On Tuesday, The Hill published an article suggesting that Sen. Ted Cruz (R-TX), a leading opponent of Obama’s plan for military action in Syria, had shifted his position on the conflict with an eye towards running for President in 2016. The article, by Alexandra Jaffe, insinuates that Cruz has abandoned his previous hawkish views for one that better positions him to contest the GOP nomination. It is a complete misreading of Cruz’s consistent views on the issue.
To build her argument, Jaffe points to a line Sen. Cruz said on the Senate floor back in June:
“We need to be developing right now a clear, practical plan to go in, locate the weapons, secure or destroy them, and then get out. The United States should be firmly in the lead to make sure the job is done right,” Cruz said.
That is not what President Obama is proposing. Obama has called for a “limited,” or in the words of John Kerry “unbelievably small”, military strike with the intention of “punishing” Syrian strong-man Bashar Assad to deter him from using chemical weapons again. Obama’s planned strike would try to “degrade” Assad’s ability to use chemical weapons in the future.
If Obama’s strike were executed, the Syrian regime would still possess stockpiles of chemical weapons. They would still be vulnerable to seizure by the al-Qaeda-backed terrorists who make up the bulk of Syrian rebels opposing Assad. Obama’s action could even weaken the Assad regime to the point that terrorists in the rebel forces had easier access to these weapons.
Cruz’s position on Syria has always been predicated on keeping these weapons out of the hands of terrorists. In an interview on the Sean Hannity show in late August, Cruz said:

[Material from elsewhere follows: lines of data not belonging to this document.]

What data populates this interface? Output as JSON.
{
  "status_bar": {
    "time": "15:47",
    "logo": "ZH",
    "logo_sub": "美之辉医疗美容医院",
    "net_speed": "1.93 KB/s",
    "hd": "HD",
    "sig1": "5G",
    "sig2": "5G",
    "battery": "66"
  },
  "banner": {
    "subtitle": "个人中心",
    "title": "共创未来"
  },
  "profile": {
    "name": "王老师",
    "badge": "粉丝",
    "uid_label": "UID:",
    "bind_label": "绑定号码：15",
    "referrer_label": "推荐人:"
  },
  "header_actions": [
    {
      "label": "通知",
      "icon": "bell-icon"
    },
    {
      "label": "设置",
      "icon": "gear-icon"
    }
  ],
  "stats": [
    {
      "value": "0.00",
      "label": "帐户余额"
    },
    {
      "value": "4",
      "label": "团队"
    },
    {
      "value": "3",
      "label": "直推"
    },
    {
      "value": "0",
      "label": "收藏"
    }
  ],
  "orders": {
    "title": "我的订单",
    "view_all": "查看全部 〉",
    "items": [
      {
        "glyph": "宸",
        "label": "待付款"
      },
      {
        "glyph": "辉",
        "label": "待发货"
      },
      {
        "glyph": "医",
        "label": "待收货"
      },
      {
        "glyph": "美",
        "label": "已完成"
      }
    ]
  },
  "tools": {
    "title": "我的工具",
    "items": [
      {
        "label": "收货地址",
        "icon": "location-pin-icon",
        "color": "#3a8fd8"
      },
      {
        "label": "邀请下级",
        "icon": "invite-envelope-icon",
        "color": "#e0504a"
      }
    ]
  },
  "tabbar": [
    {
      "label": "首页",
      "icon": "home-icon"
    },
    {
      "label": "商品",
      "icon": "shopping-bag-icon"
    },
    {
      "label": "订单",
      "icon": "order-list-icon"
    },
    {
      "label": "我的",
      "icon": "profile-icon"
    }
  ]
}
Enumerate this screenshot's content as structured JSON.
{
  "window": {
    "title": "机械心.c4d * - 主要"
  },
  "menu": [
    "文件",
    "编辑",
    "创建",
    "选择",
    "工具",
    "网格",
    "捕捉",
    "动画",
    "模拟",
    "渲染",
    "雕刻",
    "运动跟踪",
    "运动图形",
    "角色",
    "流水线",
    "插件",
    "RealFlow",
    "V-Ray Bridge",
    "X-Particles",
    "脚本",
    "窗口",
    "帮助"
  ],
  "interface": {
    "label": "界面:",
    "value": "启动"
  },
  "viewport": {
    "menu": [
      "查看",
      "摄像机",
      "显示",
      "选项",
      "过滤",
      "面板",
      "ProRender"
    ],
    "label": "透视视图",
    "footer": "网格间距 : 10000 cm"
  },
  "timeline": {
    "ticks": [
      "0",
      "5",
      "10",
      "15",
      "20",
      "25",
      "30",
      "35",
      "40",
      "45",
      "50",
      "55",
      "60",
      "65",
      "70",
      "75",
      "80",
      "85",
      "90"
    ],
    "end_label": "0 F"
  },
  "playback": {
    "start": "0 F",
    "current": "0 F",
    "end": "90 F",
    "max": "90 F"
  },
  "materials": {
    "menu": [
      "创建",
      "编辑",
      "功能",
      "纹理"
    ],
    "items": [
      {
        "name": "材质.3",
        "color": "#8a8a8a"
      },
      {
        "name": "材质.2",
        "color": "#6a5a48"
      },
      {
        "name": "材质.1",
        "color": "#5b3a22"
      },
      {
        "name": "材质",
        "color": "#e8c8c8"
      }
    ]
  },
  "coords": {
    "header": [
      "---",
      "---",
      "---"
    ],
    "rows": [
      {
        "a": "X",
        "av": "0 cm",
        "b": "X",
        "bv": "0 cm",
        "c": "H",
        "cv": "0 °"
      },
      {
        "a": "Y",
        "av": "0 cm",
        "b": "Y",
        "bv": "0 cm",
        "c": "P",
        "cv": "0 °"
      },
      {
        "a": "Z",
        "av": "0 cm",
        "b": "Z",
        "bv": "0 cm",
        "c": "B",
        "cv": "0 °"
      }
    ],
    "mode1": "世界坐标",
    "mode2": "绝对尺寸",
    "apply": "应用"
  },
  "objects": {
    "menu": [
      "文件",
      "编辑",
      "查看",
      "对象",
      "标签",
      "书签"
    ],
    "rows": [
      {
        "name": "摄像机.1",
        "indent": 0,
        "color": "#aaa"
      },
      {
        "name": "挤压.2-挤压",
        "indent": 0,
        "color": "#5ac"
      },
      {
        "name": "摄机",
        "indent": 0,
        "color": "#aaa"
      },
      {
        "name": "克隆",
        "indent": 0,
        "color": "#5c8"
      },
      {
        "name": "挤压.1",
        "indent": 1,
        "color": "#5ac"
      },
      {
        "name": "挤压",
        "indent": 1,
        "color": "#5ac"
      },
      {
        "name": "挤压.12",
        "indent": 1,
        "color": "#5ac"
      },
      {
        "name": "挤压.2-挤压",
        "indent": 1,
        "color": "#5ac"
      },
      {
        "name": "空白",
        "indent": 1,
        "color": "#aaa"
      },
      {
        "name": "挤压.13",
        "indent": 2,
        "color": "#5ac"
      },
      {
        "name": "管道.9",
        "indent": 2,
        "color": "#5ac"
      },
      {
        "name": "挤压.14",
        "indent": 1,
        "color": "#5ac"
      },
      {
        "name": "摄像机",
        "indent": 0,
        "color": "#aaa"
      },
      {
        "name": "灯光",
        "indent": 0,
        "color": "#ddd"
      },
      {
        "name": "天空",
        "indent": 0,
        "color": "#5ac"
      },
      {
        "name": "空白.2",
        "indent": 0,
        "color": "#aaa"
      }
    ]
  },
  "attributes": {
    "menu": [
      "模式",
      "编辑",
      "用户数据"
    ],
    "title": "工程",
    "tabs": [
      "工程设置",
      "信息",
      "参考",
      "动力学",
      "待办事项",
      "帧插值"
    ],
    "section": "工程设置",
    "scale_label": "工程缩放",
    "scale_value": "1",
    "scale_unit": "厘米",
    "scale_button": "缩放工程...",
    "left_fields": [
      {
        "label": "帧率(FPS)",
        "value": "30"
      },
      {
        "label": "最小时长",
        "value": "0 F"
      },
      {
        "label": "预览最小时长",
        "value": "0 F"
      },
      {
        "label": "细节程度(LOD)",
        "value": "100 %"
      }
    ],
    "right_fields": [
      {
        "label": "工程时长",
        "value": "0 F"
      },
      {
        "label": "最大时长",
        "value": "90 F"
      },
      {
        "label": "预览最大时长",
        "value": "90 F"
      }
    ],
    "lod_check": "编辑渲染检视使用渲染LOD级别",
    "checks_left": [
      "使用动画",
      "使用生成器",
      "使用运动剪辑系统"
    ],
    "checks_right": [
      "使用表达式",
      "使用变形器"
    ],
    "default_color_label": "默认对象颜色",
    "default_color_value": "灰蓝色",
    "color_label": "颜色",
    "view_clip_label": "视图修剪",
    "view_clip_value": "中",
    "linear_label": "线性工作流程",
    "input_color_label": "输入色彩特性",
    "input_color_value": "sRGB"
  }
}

With 9 major rebel groups, 7 of them may well have some significant ties to Al Qaida. If Assad is toppled and replaced by a radical Islamist regime, what would be truly dangerous for the United States, for our allies like Israel and Jordan, is for a radical Islamic government to seize control of those chemical weapons and to deploy them against us or our allies. That should be the focus of the President, and as we’ve seen throughout the Middle East that has not been the focus of the President.
[O]ur concern should be those chemical weapons, preventing them from falling into the hands of Hezbollah, preventing them from falling into the hands of Al Qaida, that should be guiding our actions, not expressing some moral outrage from a university facility lounge.
This week, in The Washington Post, Cruz spelled out a situation wherein he would support military action:
Should we in the future have intelligence that al-Qaeda or Hezbollah is on the verge of acquiring chemical weapons or that Iran is nearing a nuclear breakout, I would support aggressive military action to prevent them from acquiring those weapons because the alternative is unacceptable.
The Hill article would have been more correct if it had detailed Cruz’s consistency on Syria, notwithstanding the political calculus of a potential run for President in 2016. That story, however, would hardly be worth Jaffe hitting her keyboard. While Obama’s foreign policy lies tattered, more useful for her to parse the words of Republicans and pull things out of context.